Excerpted records >>
· · ·

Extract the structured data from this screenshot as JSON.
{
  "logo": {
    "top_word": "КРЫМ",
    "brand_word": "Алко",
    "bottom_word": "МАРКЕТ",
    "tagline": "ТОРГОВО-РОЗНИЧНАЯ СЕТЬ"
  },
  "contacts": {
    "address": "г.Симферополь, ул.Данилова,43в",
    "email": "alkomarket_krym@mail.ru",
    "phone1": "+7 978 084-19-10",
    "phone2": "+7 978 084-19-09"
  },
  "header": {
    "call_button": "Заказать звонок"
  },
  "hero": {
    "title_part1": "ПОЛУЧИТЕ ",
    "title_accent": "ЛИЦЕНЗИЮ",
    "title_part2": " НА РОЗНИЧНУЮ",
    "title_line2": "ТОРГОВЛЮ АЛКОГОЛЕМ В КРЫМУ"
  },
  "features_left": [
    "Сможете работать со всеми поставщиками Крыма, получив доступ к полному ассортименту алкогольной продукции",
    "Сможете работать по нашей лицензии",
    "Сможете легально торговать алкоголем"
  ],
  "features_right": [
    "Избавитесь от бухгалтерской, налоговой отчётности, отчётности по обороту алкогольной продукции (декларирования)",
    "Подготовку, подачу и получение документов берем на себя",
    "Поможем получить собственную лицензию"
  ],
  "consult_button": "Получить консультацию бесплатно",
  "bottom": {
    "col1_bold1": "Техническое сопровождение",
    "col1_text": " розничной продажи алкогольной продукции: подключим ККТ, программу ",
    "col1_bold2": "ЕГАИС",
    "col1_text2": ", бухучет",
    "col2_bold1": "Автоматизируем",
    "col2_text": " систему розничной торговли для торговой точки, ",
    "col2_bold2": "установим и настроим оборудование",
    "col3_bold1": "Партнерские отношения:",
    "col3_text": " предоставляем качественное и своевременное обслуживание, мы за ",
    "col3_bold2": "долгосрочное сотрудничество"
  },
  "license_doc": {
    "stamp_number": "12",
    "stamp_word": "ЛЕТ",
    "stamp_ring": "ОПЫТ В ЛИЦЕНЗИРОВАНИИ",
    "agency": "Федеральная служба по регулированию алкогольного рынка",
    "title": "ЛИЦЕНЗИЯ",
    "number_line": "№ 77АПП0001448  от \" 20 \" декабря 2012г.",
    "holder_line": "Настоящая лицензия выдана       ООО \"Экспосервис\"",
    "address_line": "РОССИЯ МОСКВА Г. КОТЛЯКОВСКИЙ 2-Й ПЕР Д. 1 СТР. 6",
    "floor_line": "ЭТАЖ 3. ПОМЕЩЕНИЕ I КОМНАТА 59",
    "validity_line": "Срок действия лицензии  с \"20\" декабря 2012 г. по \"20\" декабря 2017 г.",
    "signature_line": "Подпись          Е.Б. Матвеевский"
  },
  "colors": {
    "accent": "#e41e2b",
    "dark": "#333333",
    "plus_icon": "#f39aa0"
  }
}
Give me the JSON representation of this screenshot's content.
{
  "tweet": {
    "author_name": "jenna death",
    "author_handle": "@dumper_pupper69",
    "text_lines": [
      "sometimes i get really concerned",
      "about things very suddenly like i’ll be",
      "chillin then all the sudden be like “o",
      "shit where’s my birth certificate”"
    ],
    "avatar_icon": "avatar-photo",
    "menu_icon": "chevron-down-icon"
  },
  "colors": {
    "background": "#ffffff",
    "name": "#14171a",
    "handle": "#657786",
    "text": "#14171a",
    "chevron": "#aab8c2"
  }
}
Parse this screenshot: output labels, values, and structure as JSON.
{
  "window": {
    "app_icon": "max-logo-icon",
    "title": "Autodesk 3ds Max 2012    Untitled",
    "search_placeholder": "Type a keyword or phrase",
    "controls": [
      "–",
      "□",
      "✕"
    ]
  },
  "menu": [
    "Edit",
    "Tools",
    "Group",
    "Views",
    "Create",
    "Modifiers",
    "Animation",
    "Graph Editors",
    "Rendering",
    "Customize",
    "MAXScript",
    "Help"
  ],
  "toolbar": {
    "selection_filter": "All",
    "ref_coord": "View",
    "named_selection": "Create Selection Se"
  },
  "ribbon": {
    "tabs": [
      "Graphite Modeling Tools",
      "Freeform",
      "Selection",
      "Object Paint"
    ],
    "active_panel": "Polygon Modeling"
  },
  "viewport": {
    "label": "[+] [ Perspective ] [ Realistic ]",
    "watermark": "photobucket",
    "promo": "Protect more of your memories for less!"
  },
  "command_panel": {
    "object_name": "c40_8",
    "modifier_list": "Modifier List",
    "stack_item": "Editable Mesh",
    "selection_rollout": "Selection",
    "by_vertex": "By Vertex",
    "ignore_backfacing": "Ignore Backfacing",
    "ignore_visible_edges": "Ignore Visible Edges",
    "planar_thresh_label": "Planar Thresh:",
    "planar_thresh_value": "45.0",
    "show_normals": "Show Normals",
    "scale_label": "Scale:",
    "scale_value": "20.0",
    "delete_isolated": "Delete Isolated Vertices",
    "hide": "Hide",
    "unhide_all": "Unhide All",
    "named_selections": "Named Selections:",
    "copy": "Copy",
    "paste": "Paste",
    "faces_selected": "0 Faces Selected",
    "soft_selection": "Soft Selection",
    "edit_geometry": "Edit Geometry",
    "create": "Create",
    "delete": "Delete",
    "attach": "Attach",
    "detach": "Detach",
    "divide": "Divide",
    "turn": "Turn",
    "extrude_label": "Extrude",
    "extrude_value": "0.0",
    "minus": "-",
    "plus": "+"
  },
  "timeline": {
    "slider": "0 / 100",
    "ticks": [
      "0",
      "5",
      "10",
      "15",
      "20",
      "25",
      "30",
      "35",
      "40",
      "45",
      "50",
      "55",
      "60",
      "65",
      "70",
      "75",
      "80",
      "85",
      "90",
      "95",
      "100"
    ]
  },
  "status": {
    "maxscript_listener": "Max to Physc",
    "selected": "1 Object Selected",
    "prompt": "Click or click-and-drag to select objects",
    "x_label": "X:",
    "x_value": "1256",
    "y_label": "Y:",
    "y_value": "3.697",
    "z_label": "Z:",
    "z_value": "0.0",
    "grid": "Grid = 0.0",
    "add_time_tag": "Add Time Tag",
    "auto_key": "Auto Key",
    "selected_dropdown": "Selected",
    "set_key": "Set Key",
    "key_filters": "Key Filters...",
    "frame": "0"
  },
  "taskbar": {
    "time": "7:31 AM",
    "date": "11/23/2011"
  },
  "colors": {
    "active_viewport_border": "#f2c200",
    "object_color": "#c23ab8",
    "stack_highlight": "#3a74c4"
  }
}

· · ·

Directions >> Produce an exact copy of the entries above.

Task solution >>
Extract the structured data from this screenshot as JSON.
{
  "logo": {
    "top_word": "КРЫМ",
    "brand_word": "Алко",
    "bottom_word": "МАРКЕТ",
    "tagline": "ТОРГОВО-РОЗНИЧНАЯ СЕТЬ"
  },
  "contacts": {
    "address": "г.Симферополь, ул.Данилова,43в",
    "email": "alkomarket_krym@mail.ru",
    "phone1": "+7 978 084-19-10",
    "phone2": "+7 978 084-19-09"
  },
  "header": {
    "call_button": "Заказать звонок"
  },
  "hero": {
    "title_part1": "ПОЛУЧИТЕ ",
    "title_accent": "ЛИЦЕНЗИЮ",
    "title_part2": " НА РОЗНИЧНУЮ",
    "title_line2": "ТОРГОВЛЮ АЛКОГОЛЕМ В КРЫМУ"
  },
  "features_left": [
    "Сможете работать со всеми поставщиками Крыма, получив доступ к полному ассортименту алкогольной продукции",
    "Сможете работать по нашей лицензии",
    "Сможете легально торговать алкоголем"
  ],
  "features_right": [
    "Избавитесь от бухгалтерской, налоговой отчётности, отчётности по обороту алкогольной продукции (декларирования)",
    "Подготовку, подачу и получение документов берем на себя",
    "Поможем получить собственную лицензию"
  ],
  "consult_button": "Получить консультацию бесплатно",
  "bottom": {
    "col1_bold1": "Техническое сопровождение",
    "col1_text": " розничной продажи алкогольной продукции: подключим ККТ, программу ",
    "col1_bold2": "ЕГАИС",
    "col1_text2": ", бухучет",
    "col2_bold1": "Автоматизируем",
    "col2_text": " систему розничной торговли для торговой точки, ",
    "col2_bold2": "установим и настроим оборудование",
    "col3_bold1": "Партнерские отношения:",
    "col3_text": " предоставляем качественное и своевременное обслуживание, мы за ",
    "col3_bold2": "долгосрочное сотрудничество"
  },
  "license_doc": {
    "stamp_number": "12",
    "stamp_word": "ЛЕТ",
    "stamp_ring": "ОПЫТ В ЛИЦЕНЗИРОВАНИИ",
    "agency": "Федеральная служба по регулированию алкогольного рынка",
    "title": "ЛИЦЕНЗИЯ",
    "number_line": "№ 77АПП0001448  от \" 20 \" декабря 2012г.",
    "holder_line": "Настоящая лицензия выдана       ООО \"Экспосервис\"",
    "address_line": "РОССИЯ МОСКВА Г. КОТЛЯКОВСКИЙ 2-Й ПЕР Д. 1 СТР. 6",
    "floor_line": "ЭТАЖ 3. ПОМЕЩЕНИЕ I КОМНАТА 59",
    "validity_line": "Срок действия лицензии  с \"20\" декабря 2012 г. по \"20\" декабря 2017 г.",
    "signature_line": "Подпись          Е.Б. Матвеевский"
  },
  "colors": {
    "accent": "#e41e2b",
    "dark": "#333333",
    "plus_icon": "#f39aa0"
  }
}
Give me the JSON representation of this screenshot's content.
{
  "tweet": {
    "author_name": "jenna death",
    "author_handle": "@dumper_pupper69",
    "text_lines": [
      "sometimes i get really concerned",
      "about things very suddenly like i’ll be",
      "chillin then all the sudden be like “o",
      "shit where’s my birth certificate”"
    ],
    "avatar_icon": "avatar-photo",
    "menu_icon": "chevron-down-icon"
  },
  "colors": {
    "background": "#ffffff",
    "name": "#14171a",
    "handle": "#657786",
    "text": "#14171a",
    "chevron": "#aab8c2"
  }
}
Parse this screenshot: output labels, values, and structure as JSON.
{
  "window": {
    "app_icon": "max-logo-icon",
    "title": "Autodesk 3ds Max 2012    Untitled",
    "search_placeholder": "Type a keyword or phrase",
    "controls": [
      "–",
      "□",
      "✕"
    ]
  },
  "menu": [
    "Edit",
    "Tools",
    "Group",
    "Views",
    "Create",
    "Modifiers",
    "Animation",
    "Graph Editors",
    "Rendering",
    "Customize",
    "MAXScript",
    "Help"
  ],
  "toolbar": {
    "selection_filter": "All",
    "ref_coord": "View",
    "named_selection": "Create Selection Se"
  },
  "ribbon": {
    "tabs": [
      "Graphite Modeling Tools",
      "Freeform",
      "Selection",
      "Object Paint"
    ],
    "active_panel": "Polygon Modeling"
  },
  "viewport": {
    "label": "[+] [ Perspective ] [ Realistic ]",
    "watermark": "photobucket",
    "promo": "Protect more of your memories for less!"
  },
  "command_panel": {
    "object_name": "c40_8",
    "modifier_list": "Modifier List",
    "stack_item": "Editable Mesh",
    "selection_rollout": "Selection",
    "by_vertex": "By Vertex",
    "ignore_backfacing": "Ignore Backfacing",
    "ignore_visible_edges": "Ignore Visible Edges",
    "planar_thresh_label": "Planar Thresh:",
    "planar_thresh_value": "45.0",
    "show_normals": "Show Normals",
    "scale_label": "Scale:",
    "scale_value": "20.0",
    "delete_isolated": "Delete Isolated Vertices",
    "hide": "Hide",
    "unhide_all": "Unhide All",
    "named_selections": "Named Selections:",
    "copy": "Copy",
    "paste": "Paste",
    "faces_selected": "0 Faces Selected",
    "soft_selection": "Soft Selection",
    "edit_geometry": "Edit Geometry",
    "create": "Create",
    "delete": "Delete",
    "attach": "Attach",
    "detach": "Detach",
    "divide": "Divide",
    "turn": "Turn",
    "extrude_label": "Extrude",
    "extrude_value": "0.0",
    "minus": "-",
    "plus": "+"
  },
  "timeline": {
    "slider": "0 / 100",
    "ticks": [
      "0",
      "5",
      "10",
      "15",
      "20",
      "25",
      "30",
      "35",
      "40",
      "45",
      "50",
      "55",
      "60",
      "65",
      "70",
      "75",
      "80",
      "85",
      "90",
      "95",
      "100"
    ]
  },
  "status": {
    "maxscript_listener": "Max to Physc",
    "selected": "1 Object Selected",
    "prompt": "Click or click-and-drag to select objects",
    "x_label": "X:",
    "x_value": "1256",
    "y_label": "Y:",
    "y_value": "3.697",
    "z_label": "Z:",
    "z_value": "0.0",
    "grid": "Grid = 0.0",
    "add_time_tag": "Add Time Tag",
    "auto_key": "Auto Key",
    "selected_dropdown": "Selected",
    "set_key": "Set Key",
    "key_filters": "Key Filters...",
    "frame": "0"
  },
  "taskbar": {
    "time": "7:31 AM",
    "date": "11/23/2011"
  },
  "colors": {
    "active_viewport_border": "#f2c200",
    "object_color": "#c23ab8",
    "stack_highlight": "#3a74c4"
  }
}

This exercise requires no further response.